Ruby Red

In the shop fluorescence frames

Substance of years past

In shades of daguerreotype

Until on a shelf, on paper doilies,

Gleaming abreast of crystal twinkle lights

I behold a red glass cup

Shimmering in that clutter of decades

Like a garnet embedded in a cavern wall

Millennia past compressed of primordial vegetation

A gemstone hiding in darkness

Facets beckoning to be sought.

The cup flows, curves like a womb

Lifeblood of grandmothers and great-grandmothers

Immutably setting tables with gossamer lace,

With Ruby Red glass

Boasting warm cookies, hot tea,

Tinkling sounds like echoes of laughter.

Rotund glass glows within from twinkle light

Embodied like an embryo

Fecund with viability, filial love, felicity

Apposing danger red, war red, depression red.

I take the red cup from its insipid shelf

Exchanging only a few paper bills and clinking coins

For its florid rubescence.

I take it home

To hold my hot tea, my laughter,

My flame

To glimmer like a garnet

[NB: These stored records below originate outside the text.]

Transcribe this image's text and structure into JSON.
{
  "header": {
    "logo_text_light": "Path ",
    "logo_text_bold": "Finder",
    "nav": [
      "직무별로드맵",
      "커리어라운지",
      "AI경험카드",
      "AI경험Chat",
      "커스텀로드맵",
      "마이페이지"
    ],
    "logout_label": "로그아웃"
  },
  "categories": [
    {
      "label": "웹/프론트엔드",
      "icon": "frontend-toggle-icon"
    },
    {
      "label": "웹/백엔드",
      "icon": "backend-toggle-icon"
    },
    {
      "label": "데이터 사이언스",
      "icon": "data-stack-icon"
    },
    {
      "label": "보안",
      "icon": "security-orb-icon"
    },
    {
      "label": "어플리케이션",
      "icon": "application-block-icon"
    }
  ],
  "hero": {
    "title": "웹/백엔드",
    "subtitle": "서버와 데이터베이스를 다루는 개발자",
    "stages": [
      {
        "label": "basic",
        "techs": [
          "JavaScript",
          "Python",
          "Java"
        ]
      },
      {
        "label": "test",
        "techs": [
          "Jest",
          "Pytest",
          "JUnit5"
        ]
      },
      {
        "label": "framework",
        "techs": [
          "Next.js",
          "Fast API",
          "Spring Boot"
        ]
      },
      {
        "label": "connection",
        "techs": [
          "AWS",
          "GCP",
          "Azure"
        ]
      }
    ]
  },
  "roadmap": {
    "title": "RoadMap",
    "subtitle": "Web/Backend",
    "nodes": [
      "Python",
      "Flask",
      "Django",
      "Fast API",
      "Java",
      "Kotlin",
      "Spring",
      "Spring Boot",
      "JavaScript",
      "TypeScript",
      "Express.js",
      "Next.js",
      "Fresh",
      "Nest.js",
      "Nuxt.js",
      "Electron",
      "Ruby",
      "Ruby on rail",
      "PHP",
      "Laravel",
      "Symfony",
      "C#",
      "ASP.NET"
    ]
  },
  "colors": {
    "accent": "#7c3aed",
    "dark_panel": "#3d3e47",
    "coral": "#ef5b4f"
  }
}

On cotton lace.

~~ Jennifer Anne Stewart 1997

Royal Ruby cup Anchor Hocking